This venerable Vietnamese classic is traditionally made to celebrate Tết, the Vietnamese Lunar New Year, but is popular all year round. Packed full of flavour, this sweet and tender braise of pork is simmered in coconut water and is a firm favourite throughout Việt Nam, especially in the South.
The first time I encountered this dish was in a restaurant in Hồ Chí Minh City. My uncle, who was working in Việt Nam at the time, took us out for a lavish Vietnamese dinner and this dish was the undisputed star of the meal. After simmering away for hours in its delicious coconut broth, the pork was achingly tender and sweet, but the real revelation was the generous layer of fat. Soft and rich, yet surprisingly light on the tongue – the fat had been transformed into the true master-stroke of the entire dish. This was pork fat in all its gelatinous glory!
Whilst I’ve always made this dish with pork belly, in truth you can actually use any number of cuts of pork, as long as the meat isn’t too lean. Personally, though, I prefer sticking with pork belly for this dish as it doesn’t dry out from the extended cooking time and the fat imparts a wonderful flavour into the broth.
Traditionally eaten with rice and often accompanied with a simple daikon & carrot pickle(Đồ Chua), I also love to pair this dish with some water spinach stir-fried with garlic.
A firm family favourite, this tagine is sweet and intensely spiced.
So much so, I rarely make this dish for anybody else other than my partner. Not because it isn’t utterly delicious, but because it is almost bludgeoning in its intensity and is not for the fainthearted; this is real stick-to-your-ribs type cooking!
On the few occasions I have served it to others it has always gone down a treat, I just make sure that the friends I make it for like this style of cooking. The trick to getting away with serving a dish packed with this much flavour is to pair it with a simple side dish like plain couscous or a zingy lemon-soaked tabbouleh…or, if you are my partner, some plain white rice! And whilst I despair at the latter, it is a miracle that my partner likes this dish at all so I don’t push the matter, but I normally discourage such pandering and recommend couscous as the appropriate accompaniment.
For more delicious Moroccan recipes please click here or if you would like to read more about tagines please click here
A tomato bredie is the ultimate manifestation of South African home cooking.
Ostensibly a stew, bredies form an integral part of South African huiskos (home cooking), and whilst there are a number of different types of bredies, tomato bredie seems to be the most cherished of them all. At a glance, a bredie looks like a very basic stew, but there is a key element that differentiates it from being a regular stew. Instead of simmering in a liquid like a conventional stew, a bredie is self-saucing.
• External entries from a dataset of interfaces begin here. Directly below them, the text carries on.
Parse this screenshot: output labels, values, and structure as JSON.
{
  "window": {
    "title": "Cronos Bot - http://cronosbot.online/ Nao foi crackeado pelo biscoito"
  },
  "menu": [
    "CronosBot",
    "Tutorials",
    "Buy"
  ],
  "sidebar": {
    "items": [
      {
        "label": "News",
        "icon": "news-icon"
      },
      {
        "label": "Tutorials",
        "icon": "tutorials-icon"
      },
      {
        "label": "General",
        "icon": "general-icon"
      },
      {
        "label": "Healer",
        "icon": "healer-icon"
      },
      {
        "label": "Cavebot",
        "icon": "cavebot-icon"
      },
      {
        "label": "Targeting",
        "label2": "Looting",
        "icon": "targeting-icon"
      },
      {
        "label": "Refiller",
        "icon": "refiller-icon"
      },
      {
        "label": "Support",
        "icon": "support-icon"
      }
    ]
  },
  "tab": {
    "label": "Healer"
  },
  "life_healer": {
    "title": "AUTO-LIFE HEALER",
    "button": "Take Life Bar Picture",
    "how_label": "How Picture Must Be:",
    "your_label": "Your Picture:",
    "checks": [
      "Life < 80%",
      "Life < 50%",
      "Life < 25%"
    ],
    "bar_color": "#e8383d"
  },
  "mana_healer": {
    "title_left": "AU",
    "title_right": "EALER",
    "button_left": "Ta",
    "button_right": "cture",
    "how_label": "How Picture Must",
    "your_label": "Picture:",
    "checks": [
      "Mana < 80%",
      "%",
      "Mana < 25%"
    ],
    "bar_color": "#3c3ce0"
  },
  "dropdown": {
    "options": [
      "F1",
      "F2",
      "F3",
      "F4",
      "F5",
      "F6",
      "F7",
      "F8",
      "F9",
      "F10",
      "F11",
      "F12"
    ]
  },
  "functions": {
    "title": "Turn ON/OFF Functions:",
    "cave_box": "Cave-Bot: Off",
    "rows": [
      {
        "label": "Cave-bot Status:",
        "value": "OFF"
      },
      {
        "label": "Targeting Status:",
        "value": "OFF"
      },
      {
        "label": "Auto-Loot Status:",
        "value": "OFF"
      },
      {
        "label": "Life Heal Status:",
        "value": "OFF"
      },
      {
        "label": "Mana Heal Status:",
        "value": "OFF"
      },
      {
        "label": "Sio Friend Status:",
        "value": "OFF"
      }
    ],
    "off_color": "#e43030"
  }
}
Absolutely no water is added to a bredie and the sauce is formed from the rendered juices and fat from the lamb, which when combined with the reduced tomato, results in an intensely flavoured gravy which transcends its humble basic ingredients.
There are quite a few tomato bredie recipes out there but I’ve always stuck with Cass Abrahams‘s recipe, albeit with some unorthodox additions of my own. Cass Abrahams is widely regarded as the incumbent mother of Cape Malay cooking and her recipes are often the starting point for many of my own.
When I initially attempted to make a tomato bredie I found the results were a bit watery and that the meat would sometimes be a little tough. I got around this by first dredging the meat in flour before browning it thoroughly and then by cooking the entire thing in the oven and not on the stove as it is usually done. Bredie traditionalists would be mortified by my preferred cooking method, but I find that cooking it in the oven helps the tomatoes break-down and creates an intensity in the gravy that you wouldn’t otherwise get when cooking it in the conventional way. I have been making my tomato bredie in this way for a number of years and they have always been a success, the meat is invariably melt-in-your-mouth tender and the sauce is thick and bursting with flavour.
If you would like to read more about South African food please follow this link or for more South African recipes, please click here